  • Any areas occupied by combatants, especially trenches, bunkers or battle positions.

Natural indicators

  • Dead animals with missing or damaged limbs;
  • Human remains;
  • Overgrown, unattended fields and pastures next to cultivated used areas;
  • Trees and bushes not collected for firewood;
  • Odd features in the ground or patterns that are not normally present in nature.

Craters from explosions or regular signs of repair on tarmac roads may be visible indicators, usually for anti-vehicle mines or signs of a battle. Be careful in surrounding areas as other mines may not have been cleared or may have been overlooked.

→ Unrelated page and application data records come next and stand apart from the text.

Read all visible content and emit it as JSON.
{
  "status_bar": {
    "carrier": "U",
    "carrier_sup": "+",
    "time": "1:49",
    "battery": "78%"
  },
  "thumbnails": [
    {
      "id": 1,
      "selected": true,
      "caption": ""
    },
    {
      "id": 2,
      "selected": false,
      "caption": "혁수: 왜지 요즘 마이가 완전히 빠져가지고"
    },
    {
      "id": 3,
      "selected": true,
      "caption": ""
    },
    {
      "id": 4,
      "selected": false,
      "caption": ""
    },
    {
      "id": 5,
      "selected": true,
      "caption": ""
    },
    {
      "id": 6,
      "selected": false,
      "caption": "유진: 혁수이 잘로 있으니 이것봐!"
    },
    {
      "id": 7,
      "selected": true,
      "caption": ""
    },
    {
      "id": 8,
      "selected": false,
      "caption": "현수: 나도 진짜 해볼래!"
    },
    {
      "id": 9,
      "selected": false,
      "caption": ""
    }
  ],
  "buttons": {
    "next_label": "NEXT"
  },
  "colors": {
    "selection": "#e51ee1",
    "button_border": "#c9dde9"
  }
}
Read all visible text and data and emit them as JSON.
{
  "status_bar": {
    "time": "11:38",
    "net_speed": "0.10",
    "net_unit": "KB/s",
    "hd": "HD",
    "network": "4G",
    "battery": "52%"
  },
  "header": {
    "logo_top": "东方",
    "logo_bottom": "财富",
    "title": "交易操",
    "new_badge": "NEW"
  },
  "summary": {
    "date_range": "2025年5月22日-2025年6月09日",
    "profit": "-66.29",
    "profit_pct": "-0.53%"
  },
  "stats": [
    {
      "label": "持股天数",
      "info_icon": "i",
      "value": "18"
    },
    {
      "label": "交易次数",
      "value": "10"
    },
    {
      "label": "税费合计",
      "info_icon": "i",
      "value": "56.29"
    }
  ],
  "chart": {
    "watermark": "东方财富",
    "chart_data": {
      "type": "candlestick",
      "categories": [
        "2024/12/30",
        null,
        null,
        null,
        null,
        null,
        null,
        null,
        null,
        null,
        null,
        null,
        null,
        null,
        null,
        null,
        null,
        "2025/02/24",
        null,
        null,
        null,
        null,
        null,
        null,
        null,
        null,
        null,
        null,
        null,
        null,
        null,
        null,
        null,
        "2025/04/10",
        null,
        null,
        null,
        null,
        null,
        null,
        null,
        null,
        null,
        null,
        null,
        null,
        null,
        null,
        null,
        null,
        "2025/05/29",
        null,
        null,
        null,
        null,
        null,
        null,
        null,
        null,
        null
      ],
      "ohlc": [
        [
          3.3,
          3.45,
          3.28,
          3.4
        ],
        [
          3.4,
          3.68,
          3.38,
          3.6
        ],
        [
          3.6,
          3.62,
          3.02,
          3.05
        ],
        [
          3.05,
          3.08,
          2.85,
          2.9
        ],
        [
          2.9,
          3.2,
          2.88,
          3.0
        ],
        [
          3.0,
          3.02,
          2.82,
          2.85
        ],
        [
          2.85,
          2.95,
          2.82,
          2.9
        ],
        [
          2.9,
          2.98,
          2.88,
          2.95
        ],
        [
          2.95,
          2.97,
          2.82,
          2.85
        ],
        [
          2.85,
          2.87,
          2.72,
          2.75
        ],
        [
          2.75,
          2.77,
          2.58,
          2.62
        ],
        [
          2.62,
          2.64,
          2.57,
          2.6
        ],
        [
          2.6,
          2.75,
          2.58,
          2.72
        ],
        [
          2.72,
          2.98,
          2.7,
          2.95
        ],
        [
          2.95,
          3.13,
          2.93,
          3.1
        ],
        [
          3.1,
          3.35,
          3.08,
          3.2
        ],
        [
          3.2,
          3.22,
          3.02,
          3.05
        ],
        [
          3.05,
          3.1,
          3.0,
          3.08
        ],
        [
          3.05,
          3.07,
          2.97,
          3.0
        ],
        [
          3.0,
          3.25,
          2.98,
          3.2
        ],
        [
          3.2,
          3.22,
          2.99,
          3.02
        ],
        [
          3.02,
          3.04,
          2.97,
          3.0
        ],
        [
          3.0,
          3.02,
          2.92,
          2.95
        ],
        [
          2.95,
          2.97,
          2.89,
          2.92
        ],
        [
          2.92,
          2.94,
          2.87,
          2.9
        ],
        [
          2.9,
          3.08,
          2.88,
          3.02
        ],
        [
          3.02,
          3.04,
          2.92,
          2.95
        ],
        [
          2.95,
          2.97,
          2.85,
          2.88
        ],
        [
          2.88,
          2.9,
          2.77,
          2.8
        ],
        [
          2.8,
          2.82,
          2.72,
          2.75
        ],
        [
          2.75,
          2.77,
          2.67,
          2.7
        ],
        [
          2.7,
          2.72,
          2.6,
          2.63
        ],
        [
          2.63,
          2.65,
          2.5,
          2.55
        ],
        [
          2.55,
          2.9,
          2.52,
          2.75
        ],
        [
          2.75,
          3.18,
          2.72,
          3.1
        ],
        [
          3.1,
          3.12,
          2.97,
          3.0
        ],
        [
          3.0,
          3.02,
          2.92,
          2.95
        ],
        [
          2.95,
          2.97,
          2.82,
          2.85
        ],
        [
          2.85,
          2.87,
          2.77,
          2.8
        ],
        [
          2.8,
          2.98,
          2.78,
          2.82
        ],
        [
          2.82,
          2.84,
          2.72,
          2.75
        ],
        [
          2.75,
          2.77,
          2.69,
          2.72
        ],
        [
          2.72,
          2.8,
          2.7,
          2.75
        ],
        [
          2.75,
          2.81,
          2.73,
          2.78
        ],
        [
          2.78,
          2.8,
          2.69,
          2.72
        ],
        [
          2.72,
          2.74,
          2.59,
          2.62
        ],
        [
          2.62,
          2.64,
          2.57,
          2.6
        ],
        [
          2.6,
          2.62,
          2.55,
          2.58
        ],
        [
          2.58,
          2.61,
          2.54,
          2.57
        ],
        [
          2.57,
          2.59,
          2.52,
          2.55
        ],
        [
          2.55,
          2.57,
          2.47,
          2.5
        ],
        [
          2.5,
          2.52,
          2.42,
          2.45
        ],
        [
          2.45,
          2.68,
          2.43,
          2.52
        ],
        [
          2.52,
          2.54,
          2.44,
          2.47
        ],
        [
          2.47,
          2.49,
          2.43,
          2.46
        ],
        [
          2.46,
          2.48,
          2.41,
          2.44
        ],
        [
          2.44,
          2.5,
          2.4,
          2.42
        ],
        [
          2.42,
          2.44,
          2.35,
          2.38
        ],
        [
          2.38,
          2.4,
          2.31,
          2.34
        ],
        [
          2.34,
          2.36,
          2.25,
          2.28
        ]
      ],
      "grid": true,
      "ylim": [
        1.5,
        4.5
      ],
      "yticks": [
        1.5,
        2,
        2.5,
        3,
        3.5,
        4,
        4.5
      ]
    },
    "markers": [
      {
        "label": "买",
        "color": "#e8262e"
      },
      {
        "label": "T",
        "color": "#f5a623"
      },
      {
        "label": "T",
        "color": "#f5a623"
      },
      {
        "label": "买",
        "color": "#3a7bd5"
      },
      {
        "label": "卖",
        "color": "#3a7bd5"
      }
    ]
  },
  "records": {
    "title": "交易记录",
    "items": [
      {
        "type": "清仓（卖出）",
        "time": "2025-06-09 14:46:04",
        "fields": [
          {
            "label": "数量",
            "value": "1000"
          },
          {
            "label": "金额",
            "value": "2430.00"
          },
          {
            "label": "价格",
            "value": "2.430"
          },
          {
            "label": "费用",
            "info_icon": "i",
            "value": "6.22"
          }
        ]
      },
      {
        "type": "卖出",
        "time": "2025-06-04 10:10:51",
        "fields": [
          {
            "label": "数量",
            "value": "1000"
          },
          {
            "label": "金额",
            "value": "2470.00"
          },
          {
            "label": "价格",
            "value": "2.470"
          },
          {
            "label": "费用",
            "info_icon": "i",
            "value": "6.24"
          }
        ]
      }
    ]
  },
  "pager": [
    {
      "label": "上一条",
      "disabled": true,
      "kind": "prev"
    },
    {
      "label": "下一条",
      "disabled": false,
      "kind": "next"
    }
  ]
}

In particular, never stray off pavement onto the soft shoulder or adjacent ground.


What do the dangerous items look like?

Below you can click to see different types of explosive hazards that can help you recognize them, if you should come across them in your community.

Antipersonnel landmines

An antipersonnel landmine is an explosive device designed to wound, kill or otherwise incapacitate people.
Different types of antipersonnel mines can be:

  • Blast antipersonnel mines
  • Fragmentation antipersonnel mines

Mines can be victim activated, as it can be detonated by being stepped on it or it can be triggered by direct pressure or struck, tripwires, command detonation or finally by a combination of these methods.





Anti vehicle mines

An antivehicle landmine is an explosive device designed to destroy or damage vehicles.

Antivehicle mines are targeted at vehicles as the name indicates. However, the mines can also be victim activated, as it can be detonated by being stepped on it or it can be triggered by direct pressure or struck, tripwires, command detonation or finally by a combination of these methods.



Unexploded ordnance

Unexploded ordnance (UXO) are explosive munitions that have been fired, thrown, dropped or launched but have failed to detonate as intended.

UXO include artillery and tank shells, mortar bombs, fuses, grenades, large and small bombs including cluster-munitions, sub-munitions, rockets and missiles.

In areas that have experienced bombing or protracted battles, large quantities of UXO may contaminate the land. In the case of cluster munitions for example, as many as 30 per cent may have failed to explode on impact, and remain a serious hazard for years after conflict.


Abandonned ordnance

Post conflict settings can be the site of arms caches and weapons depots or dumps full of abandoned ordnance (AO).

AO is ordnance that has not been used, but is no longer in the control of any particular force. AO could include mortars, grenades, bombs, rockets, bullets, artillery shells and so on.

Caches of abandoned ordnance and poorly secured or maintained stockpiled munitions, sometimes located in or near communities, in military buildings, public buildings, and school houses and so on, can produce catastrophic explosions.


Booby traps

An Improvised Explosive Device (IED) is a manually placed explosive device, normally home-made and adapted in some way to kill, injure, damage property or create terror.
Often UXO or abandoned munitions are modified to construct IEDs, which can then be detonated accidentally by the victim, by remote means (radio controlled, command wire) or automatically after a period of time.
A booby-trap is an explosive or non-explosive device, deliberately placed to cause casualties when an apparently harmless object is disturbed or a normally safe act is performed, like opening a door or turning on a television.
Almost any object can be made into an innocent-looking booby-trap. The most common are those that appear attractive or curious, such as a packet of cigarettes, a television, or a toy.